In Sullivan v. Kanarek, M.D. (2D08-6242), the Second District reversed the trial court's order denying a motion for new trial. After a trial, the defense moved to recuse a trial court judge based upon comments made after trial by the judge that the conduct of defense counsel caused her great concern about the fairness of the trial. The motion was granted. Eventually, a third successor judge denied a motion for new trial. The Second District stated:

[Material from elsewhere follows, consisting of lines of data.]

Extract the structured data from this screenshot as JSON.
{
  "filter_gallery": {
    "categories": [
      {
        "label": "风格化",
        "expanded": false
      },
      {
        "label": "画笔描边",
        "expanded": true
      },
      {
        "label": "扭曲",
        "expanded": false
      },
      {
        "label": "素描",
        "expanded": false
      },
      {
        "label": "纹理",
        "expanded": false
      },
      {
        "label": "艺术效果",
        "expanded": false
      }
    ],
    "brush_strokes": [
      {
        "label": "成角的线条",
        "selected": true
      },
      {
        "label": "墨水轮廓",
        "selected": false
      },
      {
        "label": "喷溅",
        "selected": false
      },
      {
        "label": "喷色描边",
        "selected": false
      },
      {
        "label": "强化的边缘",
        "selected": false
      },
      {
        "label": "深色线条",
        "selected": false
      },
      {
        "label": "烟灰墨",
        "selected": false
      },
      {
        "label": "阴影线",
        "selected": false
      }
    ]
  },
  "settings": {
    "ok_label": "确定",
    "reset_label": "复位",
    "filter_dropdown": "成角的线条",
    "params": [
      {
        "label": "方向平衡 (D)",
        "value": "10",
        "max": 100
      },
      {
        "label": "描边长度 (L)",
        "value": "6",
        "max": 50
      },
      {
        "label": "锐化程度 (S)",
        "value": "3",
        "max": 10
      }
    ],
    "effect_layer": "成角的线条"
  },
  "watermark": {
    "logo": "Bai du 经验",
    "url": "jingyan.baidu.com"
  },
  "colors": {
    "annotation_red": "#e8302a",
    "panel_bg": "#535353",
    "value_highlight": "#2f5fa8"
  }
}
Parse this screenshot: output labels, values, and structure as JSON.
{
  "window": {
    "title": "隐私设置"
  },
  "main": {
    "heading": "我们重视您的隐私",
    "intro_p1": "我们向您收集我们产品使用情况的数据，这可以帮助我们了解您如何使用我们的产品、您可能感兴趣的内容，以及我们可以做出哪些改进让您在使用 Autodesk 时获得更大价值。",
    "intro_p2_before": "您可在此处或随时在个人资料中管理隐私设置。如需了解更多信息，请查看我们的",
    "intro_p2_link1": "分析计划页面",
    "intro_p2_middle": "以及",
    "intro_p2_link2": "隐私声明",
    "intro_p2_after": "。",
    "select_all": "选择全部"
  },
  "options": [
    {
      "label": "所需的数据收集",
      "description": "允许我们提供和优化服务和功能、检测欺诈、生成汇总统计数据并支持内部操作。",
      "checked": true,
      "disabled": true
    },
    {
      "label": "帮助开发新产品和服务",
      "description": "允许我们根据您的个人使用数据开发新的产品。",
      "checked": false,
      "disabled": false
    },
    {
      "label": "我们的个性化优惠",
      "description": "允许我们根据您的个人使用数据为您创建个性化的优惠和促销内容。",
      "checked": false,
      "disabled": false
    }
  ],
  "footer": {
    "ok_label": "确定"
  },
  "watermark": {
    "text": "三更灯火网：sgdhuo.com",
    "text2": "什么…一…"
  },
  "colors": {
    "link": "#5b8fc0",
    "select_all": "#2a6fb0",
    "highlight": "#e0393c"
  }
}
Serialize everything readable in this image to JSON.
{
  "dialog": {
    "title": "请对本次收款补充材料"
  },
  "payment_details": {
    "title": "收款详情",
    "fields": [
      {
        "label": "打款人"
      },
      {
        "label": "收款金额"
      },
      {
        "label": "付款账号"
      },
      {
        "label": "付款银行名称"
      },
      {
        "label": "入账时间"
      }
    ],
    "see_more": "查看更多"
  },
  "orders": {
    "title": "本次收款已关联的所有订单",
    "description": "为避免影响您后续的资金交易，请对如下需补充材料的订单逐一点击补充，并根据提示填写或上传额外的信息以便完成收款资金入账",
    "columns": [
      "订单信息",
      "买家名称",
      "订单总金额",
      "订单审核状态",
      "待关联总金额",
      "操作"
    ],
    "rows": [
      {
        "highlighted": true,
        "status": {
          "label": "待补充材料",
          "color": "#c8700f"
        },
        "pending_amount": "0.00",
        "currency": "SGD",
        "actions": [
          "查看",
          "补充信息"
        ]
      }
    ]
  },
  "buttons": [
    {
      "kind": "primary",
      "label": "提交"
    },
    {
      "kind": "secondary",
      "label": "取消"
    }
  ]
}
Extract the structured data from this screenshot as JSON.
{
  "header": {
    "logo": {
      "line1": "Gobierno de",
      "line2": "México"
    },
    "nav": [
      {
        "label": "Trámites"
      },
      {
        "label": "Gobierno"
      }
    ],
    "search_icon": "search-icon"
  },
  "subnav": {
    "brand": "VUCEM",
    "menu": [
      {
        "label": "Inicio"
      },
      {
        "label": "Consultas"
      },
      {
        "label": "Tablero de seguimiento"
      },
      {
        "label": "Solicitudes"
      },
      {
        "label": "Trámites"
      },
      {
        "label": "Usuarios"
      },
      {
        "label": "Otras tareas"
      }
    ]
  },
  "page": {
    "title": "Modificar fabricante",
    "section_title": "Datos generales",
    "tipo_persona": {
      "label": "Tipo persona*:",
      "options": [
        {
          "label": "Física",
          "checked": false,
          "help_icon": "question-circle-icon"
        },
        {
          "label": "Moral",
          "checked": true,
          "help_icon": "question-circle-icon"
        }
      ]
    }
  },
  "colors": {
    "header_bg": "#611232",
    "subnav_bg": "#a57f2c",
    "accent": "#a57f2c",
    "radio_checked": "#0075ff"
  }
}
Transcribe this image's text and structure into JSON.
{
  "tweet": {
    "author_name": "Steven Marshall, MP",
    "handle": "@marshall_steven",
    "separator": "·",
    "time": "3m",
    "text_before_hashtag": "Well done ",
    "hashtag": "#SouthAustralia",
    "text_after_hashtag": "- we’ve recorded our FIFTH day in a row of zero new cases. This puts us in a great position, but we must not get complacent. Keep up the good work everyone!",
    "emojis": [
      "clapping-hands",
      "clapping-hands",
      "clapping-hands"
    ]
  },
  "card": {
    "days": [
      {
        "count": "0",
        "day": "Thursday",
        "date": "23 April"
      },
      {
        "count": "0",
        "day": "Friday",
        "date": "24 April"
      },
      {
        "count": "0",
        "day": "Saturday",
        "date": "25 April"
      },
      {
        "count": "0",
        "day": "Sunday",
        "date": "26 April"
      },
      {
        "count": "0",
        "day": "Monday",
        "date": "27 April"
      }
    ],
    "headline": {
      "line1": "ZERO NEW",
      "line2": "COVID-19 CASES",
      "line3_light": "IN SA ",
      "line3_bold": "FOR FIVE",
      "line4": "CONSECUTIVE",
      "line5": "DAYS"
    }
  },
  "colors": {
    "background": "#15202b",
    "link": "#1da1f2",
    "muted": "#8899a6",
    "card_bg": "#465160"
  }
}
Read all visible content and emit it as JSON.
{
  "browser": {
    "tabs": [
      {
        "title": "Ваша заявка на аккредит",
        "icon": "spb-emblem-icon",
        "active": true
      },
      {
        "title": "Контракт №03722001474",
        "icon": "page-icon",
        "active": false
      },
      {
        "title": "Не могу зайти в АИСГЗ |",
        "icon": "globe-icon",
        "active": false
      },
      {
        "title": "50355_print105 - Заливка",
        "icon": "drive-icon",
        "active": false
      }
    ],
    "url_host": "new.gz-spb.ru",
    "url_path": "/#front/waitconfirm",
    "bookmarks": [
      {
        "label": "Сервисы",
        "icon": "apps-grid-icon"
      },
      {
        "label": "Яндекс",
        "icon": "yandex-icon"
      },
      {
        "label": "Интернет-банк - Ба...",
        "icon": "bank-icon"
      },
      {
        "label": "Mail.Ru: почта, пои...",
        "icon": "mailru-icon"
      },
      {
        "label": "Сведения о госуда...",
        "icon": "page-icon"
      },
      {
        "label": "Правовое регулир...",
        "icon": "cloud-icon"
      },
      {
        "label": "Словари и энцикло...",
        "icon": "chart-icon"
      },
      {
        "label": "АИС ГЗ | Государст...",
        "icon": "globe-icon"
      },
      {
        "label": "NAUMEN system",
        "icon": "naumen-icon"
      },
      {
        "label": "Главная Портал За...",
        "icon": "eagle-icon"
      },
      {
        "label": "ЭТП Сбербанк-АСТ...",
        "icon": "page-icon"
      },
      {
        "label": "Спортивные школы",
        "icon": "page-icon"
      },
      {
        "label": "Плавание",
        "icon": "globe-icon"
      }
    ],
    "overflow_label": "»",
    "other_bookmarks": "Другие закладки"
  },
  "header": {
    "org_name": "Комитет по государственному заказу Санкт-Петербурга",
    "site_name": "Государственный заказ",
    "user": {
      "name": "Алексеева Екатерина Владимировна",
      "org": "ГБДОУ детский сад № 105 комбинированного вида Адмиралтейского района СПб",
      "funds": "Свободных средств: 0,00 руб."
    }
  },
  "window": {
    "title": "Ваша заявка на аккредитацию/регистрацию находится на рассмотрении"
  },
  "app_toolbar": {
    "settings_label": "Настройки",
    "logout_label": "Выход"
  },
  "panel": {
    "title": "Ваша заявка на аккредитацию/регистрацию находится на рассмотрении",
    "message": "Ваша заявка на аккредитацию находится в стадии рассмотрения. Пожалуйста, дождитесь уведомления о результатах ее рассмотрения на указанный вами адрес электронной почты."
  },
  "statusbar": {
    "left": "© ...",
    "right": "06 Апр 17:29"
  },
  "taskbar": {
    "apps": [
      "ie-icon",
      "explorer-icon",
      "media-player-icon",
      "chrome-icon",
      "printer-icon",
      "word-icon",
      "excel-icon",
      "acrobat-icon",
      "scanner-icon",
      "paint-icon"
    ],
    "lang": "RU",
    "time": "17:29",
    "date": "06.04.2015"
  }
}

In this case, because of the particular credibility issues concerning defense counsel's courtroom behavior—much of which was alleged to be nonverbal and, by its nature, not reflected in the transcribed record—the successor judge was not in a position to fairly rule on the merits of the motion for new trial....In short, this case is precisely the "extraordinary case" we referred to in Cascio, 725 So. 2d at 1191, where "the successor judge may...grant a new trial on the ground that he cannot fairly rule upon the specific motion for new trial in light of particular credibility issues." Id. at 1193-94. While the issue in Cascio involved the manifest weight of the evidence, we believe that the alleged improper conduct of trial counsel is an analogous issue of credibility. It appears that the successor judge in this case felt constrained to rule on the merits of the motion for new trial, even though a granting of the motion without consideration of the merits would have been consistent with this court's holding in Cascio. The successor judge erred in not following his instincts and, instead, denying the motion for new trial. A new trial must be granted where, as here, defense counsel's tactics prevented the presiding trial judge, who witnessed the inappropriate behavior, from considering and ruling on whether the totality of his behavior deprived the parties of a fair trial.